Two of Faust’s Three Mighty Men enter the Anti-Emperor’s tent, which is piled up with wealth. They try to take little chests full of gold, but even these are all absurdly heavy. Several of the Emperor’s bodyguards enter and denounce the two Mighty Men as thieves, who in turn take what they can and clear out. The guards wonder why they didn’t attack the two Mighty Men, and wonder also why these two were somewhat ghost-like.
The abundance of gold in the Anti-Emperor’s tent both suggests how abysmal the Emperor himself is at creating prosperity for his people (all his money is wasted on wine, we might think) and also how leaders selfishly hoard wealth for themselves. The Emperor’s guards seem unaware that the war was won through magic.
The Emperor enters with four princes. He is overjoyed that his army has won, regardless of the means. He gives high titles to the princes—Arch-Marshal, Arch-Cupbearer, and the like—and he grants them, along with the Chancellor-Archbishop (who enters during these proceedings), fine estates and authority subordinate only to his own. The four secular princes exit.
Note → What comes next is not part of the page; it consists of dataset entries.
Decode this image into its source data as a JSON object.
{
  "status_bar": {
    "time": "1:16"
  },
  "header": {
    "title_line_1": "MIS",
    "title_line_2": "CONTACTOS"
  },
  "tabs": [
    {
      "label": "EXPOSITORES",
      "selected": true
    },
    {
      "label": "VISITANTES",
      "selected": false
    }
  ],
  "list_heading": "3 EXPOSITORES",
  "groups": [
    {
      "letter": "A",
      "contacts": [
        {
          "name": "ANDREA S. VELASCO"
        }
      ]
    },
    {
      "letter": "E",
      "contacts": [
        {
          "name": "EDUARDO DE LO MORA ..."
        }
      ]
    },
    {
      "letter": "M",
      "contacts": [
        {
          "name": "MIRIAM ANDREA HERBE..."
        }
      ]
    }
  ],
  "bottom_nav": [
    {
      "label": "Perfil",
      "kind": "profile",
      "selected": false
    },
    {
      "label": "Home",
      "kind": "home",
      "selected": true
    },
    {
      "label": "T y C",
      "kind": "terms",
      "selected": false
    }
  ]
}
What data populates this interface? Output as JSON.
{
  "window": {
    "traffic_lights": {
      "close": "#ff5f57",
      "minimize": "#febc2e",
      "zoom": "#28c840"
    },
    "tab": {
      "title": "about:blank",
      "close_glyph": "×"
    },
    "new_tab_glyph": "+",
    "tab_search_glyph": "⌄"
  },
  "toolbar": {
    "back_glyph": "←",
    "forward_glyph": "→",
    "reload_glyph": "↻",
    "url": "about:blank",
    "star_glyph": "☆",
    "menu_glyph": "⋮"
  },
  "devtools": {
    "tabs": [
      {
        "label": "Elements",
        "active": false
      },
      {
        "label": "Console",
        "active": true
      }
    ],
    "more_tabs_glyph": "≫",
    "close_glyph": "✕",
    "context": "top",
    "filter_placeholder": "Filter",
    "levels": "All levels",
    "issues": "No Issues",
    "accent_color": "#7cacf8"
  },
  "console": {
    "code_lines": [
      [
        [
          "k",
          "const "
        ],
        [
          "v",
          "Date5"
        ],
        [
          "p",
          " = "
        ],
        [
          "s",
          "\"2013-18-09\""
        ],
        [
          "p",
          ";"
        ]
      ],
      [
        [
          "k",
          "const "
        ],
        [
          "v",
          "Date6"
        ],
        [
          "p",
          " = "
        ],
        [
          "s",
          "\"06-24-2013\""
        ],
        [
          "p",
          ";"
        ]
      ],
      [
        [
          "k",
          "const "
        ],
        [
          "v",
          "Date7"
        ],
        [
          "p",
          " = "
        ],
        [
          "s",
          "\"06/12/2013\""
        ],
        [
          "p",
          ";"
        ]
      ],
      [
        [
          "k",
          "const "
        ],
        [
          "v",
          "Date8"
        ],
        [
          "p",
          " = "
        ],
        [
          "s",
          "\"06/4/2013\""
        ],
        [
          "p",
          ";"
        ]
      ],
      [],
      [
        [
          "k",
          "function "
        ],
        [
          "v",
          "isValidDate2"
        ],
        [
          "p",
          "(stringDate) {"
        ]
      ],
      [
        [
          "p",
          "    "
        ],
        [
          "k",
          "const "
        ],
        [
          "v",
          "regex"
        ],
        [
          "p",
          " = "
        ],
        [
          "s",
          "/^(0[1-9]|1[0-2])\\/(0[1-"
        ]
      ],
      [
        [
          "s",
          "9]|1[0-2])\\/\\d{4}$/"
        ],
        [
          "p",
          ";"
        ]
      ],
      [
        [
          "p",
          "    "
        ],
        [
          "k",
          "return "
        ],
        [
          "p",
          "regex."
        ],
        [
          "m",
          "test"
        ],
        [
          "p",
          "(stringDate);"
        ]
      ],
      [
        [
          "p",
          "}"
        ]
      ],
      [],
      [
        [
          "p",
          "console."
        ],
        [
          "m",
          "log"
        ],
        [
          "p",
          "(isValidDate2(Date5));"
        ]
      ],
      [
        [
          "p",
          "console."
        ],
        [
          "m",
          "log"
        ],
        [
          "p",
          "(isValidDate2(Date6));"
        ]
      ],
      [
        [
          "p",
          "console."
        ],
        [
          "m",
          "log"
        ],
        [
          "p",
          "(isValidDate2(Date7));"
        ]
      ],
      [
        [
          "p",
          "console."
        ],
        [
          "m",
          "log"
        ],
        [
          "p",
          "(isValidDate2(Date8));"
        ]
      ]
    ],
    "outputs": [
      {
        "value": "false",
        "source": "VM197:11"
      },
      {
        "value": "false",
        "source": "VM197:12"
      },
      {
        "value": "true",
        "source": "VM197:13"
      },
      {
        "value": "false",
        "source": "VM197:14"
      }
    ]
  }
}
The Emperor misguidedly promotes all the advisers who celebrated when the paper money was fatally circulated. These men have bad judgment, and yet they only continue to rise in power. No real recovery for the Emperor’s realm seems likely.
The Chancellor-Archbishop remains. He is gravely concerned that the Emperor conspired with Satan to achieve his magical victory, and worries that the Pope will consequently destroy the Emperor’s sinful realm. The Emperor says he will do anything to repent, and the Archbishop tells him to build a great cathedral and also to give gold to the Church, as well as donating building materials and laborers. The Emperor consents, and in his capacity as Chancellor his subordinate tells him that he’ll settle the details.
The Chancellor-Archbishop speaks as though he were a pious critic of the Emperor’s Satanic alliance, but he is actually interested in consolidating his power and that of the Church as much as possible, going so far as to take advantage of a bloody crisis to do so. This is unchristian conduct in the extreme.
Finally, the Chancellor-Archbishop reminds the Emperor that he granted Faust the Empire’s coasts to rule as a feudal lord. The Archbishop demands for the Church the tithes, rents, dues, and taxes from this land as well. The Emperor responds with annoyance that this land doesn’t even exist yet, since it’s only high sea still. The Chancellor-Archbishop nonetheless insists, then exits. Alone, the Emperor sighs that, at this rate, he’ll soon have signed his entire realm away.
It is ironic that to secure power over his kingdom, the Emperor gives most of it away and subjects what remains to exorbitant taxation. He sighs that he has signed his realm away, overlooking the much more important fact that he has totally failed the people he governs.